See the full link below for my Guest Editorial to be published in January 2017.
Photo borrowed from campusanswers.com
This article was the result of a keynote address given in the indigenous community of Yarrabah at the Creating Futures 2015 conference. Creating Futures is a gathering of scholars, practitioners, and community members in which the populations of interest are Indigenous peoples from Australia, New Zealand and beyond, the residents of Australia’s neighbouring island nations, and people living with and recovering from mental and/or physical illness or disability in remote and tropical areas.
At this conference, I shared my perspectives on conducting community-based, participatory research (CBPR) specifically within the context of being a Native Hawaiian who has not lived in Hawaii for many years working with the Native Hawaiian community.
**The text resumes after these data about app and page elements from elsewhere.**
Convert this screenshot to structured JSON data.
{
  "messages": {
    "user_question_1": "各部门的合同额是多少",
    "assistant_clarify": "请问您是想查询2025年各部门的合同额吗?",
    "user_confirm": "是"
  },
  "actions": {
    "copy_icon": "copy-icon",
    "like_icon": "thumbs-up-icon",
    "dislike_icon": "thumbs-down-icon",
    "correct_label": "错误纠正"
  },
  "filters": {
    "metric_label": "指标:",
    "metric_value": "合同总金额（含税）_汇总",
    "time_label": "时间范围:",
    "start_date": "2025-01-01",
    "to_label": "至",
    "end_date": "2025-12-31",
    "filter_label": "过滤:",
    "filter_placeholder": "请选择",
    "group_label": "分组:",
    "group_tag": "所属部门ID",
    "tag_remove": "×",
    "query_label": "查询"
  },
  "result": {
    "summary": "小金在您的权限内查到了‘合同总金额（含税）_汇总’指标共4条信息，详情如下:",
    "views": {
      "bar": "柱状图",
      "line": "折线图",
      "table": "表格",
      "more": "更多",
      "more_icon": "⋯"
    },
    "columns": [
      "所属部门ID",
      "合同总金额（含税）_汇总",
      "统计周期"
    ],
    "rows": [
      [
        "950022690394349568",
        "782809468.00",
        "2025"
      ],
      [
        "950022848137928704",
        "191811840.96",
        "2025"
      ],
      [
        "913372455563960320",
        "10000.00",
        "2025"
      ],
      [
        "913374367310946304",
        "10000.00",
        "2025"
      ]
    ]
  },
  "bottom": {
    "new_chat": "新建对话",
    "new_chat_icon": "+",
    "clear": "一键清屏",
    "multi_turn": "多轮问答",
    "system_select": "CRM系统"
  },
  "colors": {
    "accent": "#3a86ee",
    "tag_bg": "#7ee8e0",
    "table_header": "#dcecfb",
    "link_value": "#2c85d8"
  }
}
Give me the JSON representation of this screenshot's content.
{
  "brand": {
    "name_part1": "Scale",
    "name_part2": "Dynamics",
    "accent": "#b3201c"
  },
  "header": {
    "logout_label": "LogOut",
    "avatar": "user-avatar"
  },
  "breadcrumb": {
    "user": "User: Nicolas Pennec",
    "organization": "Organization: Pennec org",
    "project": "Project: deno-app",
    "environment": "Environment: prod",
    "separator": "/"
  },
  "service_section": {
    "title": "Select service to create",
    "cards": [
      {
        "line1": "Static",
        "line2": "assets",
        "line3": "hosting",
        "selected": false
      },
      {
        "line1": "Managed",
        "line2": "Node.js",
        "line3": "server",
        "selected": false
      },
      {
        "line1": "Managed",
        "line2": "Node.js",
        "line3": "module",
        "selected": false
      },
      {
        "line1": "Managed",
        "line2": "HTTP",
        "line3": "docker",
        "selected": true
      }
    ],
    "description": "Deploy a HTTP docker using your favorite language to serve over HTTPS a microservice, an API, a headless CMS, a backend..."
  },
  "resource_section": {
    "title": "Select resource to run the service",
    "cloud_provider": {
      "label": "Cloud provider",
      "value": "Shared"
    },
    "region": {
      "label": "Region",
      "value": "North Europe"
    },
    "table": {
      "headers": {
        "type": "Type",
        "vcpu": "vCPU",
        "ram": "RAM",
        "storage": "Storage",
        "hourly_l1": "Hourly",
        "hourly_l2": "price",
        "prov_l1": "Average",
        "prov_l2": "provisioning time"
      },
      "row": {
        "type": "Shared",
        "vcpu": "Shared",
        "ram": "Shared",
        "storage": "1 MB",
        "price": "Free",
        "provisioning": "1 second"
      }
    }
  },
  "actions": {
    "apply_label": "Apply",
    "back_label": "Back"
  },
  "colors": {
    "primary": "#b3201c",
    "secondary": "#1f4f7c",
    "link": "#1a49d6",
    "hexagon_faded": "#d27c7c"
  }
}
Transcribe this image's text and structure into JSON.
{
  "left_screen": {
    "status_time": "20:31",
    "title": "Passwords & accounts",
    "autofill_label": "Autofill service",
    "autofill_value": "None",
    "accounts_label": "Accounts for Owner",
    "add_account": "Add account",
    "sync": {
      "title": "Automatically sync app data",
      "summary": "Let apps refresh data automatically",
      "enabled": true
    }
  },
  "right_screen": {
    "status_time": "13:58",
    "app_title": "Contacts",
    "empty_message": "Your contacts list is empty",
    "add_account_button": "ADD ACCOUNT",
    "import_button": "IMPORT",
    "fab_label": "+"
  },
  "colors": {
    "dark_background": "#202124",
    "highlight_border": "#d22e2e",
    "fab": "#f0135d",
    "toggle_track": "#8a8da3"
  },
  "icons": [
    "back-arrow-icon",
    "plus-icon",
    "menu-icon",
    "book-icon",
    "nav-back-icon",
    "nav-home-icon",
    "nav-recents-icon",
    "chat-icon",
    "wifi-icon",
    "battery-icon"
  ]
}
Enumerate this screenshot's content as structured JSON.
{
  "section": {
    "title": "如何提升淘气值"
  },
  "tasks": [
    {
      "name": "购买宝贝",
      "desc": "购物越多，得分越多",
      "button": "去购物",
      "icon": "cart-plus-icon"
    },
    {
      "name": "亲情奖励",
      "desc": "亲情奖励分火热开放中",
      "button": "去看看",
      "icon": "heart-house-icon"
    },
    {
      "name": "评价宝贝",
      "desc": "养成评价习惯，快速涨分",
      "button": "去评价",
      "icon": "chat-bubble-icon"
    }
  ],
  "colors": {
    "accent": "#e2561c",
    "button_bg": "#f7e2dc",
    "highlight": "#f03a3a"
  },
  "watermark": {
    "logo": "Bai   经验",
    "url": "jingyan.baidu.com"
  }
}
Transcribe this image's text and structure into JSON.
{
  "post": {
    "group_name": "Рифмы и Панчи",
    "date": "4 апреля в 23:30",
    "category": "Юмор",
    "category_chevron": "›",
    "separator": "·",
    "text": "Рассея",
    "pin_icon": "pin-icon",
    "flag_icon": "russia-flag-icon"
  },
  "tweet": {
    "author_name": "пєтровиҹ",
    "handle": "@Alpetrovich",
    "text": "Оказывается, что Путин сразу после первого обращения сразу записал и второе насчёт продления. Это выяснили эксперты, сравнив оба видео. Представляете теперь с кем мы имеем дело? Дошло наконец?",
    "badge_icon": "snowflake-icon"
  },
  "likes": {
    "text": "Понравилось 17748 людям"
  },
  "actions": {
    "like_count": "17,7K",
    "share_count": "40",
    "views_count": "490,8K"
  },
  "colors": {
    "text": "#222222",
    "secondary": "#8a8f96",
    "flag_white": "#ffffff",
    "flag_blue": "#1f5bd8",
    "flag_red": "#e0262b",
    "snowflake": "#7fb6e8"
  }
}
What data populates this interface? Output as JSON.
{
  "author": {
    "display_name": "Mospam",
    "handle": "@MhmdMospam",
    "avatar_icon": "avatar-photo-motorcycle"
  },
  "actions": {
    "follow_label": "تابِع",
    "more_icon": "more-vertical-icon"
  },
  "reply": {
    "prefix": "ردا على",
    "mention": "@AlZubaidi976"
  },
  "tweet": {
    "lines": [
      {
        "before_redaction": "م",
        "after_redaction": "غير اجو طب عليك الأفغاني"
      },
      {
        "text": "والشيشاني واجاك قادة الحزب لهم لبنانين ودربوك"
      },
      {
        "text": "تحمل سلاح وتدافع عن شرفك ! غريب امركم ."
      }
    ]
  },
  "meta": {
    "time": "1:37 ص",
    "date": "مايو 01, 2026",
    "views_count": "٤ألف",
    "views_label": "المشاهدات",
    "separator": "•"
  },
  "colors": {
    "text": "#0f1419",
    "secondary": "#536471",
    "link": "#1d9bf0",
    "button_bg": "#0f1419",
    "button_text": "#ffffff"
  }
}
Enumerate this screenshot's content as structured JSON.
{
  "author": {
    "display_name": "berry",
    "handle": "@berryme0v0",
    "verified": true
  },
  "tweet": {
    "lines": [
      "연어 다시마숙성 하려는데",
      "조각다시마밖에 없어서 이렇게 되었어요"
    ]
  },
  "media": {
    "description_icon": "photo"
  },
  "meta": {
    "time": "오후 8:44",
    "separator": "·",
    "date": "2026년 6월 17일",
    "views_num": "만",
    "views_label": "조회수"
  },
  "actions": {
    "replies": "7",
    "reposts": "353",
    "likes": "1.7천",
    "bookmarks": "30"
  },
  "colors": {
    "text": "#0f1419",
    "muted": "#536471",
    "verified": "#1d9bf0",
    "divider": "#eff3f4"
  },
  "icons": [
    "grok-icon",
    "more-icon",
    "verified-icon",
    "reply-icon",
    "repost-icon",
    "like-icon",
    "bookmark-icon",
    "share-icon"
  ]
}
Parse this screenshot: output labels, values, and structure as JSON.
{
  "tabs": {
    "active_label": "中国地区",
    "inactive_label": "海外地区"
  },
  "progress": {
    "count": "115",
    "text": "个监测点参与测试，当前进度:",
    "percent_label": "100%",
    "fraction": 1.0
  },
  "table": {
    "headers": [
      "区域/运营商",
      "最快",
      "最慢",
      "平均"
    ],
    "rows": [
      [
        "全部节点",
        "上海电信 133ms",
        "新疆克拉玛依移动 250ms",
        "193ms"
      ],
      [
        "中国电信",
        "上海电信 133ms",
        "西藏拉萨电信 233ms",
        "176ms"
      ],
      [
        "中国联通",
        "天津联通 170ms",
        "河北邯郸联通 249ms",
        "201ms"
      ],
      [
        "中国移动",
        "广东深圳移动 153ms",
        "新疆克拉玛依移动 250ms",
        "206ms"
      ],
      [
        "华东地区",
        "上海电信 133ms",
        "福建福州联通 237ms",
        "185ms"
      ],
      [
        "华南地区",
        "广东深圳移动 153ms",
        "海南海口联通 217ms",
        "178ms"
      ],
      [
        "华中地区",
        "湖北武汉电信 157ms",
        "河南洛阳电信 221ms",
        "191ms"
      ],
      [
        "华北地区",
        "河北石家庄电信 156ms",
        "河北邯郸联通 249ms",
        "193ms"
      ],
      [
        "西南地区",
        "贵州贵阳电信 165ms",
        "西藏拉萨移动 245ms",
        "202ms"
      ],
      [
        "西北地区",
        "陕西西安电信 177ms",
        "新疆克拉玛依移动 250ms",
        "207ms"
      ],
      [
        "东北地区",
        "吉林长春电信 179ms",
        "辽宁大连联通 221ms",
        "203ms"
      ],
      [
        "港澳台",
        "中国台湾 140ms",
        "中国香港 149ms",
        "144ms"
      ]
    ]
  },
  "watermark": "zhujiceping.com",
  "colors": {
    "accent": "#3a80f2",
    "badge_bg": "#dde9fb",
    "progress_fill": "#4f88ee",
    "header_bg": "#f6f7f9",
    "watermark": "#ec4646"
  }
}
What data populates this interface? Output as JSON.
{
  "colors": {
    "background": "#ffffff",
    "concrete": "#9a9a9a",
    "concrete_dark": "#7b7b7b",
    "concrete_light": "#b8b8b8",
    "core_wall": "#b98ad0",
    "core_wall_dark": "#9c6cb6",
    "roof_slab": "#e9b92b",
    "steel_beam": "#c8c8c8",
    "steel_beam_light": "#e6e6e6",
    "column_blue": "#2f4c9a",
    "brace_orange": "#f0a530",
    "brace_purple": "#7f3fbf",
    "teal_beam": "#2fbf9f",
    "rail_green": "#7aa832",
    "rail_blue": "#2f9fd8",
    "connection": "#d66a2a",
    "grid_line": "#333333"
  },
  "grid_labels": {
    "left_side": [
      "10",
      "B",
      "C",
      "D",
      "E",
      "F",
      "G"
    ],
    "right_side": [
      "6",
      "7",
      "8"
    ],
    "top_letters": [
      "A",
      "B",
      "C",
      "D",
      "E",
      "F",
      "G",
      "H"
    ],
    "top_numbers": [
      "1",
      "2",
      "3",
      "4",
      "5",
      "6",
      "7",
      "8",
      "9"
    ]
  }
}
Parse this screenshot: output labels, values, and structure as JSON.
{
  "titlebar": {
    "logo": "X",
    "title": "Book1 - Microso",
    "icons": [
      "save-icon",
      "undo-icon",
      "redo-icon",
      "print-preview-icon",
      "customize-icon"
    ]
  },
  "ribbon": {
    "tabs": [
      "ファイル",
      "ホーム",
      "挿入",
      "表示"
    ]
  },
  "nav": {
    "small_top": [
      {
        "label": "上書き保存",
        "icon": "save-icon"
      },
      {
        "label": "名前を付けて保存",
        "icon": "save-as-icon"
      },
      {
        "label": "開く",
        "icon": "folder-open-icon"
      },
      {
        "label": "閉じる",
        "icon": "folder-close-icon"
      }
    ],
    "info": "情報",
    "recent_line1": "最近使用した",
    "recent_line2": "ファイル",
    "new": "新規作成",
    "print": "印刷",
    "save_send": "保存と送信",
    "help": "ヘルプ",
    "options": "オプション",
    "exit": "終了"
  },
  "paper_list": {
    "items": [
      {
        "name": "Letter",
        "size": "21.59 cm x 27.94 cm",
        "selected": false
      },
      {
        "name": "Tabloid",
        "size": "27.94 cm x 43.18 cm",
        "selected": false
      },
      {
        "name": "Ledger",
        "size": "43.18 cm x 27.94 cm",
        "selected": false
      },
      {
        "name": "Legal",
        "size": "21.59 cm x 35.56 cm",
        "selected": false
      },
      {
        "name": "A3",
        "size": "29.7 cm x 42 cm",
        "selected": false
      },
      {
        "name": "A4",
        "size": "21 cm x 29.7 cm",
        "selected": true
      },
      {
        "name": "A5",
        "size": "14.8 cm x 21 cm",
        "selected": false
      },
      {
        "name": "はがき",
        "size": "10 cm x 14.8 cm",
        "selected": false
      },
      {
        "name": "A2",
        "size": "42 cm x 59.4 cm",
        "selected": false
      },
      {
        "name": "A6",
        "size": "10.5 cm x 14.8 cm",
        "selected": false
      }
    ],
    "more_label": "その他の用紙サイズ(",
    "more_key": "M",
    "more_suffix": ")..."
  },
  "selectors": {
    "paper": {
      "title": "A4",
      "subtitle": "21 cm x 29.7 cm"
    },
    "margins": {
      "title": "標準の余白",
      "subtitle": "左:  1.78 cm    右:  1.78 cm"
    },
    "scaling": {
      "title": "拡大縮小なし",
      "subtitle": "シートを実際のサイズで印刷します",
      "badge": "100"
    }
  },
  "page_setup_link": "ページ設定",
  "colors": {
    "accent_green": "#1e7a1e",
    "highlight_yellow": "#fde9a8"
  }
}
The article speaks to the insider-outsider issues that many of us struggle with when we use community-based participatory approaches. It also addresses the intersectionality of our multiple identities and encourages self-reflection as central to the process of CBPR.
Spencer, M.S., (2015). Insider-Outsider reflections from a Native Hawaiian researcher and the use of community-based participatory approaches. 23(6 Suppl), Australiasian Psychiatry, 45-47.
Click on the link below to view the full article.
Mahalo nui loa or thank you very much for reading Just Living 808. There are several reasons I chose to write this blog. First, I have been a social justice educator and researcher for over 25 years now and have published primarily in academic journals. While I have had success in publishing close to 100 manuscripts, my reach has primarily been others in the academy. I hope to change that by having my writing and thoughts accessible to a larger community of socially just minded people and perhaps even non-socially just minded folks as well.
My second reason for creating Just Living 808 is to find a platform where others can share their thoughts, not only with regard to my work but also contribute their ideas in collaboration. I hold only a partial truth through my life experience and understand that I need to hear about the partial truths of others as part of the journey toward seeking a higher truth. Your contributions will not only enhance my work, but in a small way, I hope that together, we can create new visions and solutions toward a just society.
In Just Living 808, I will include some of my previous work, but also contribute new and original work from my experiences in education and research. I will also highlight some of the outstanding work that is happening in communities around the world that can serve as possible models for just living, but my work will focus primarily on my two homes, Detroit, Michigan and Honolulu, Hawaii. Just Living 808 will also focus on indigenous ways of knowing, including Native Hawaiian and Pacific Islander cultures.
Finally, a note on why I call this blog Just Living 808. For me, it is a reflection of the socially just life that I am pursuing, my own personal revolution. But it is also not a life that I hope to fabricate, but organically live. I hope my vision of social justice will be just living. 808, for those in Hawaii who know, is the area code of my homeland.
Thank you again for reading Just Living 808. I hope you return and find many new and interesting ideas and thoughts that might be beneficial to you and your communities. A hui hou!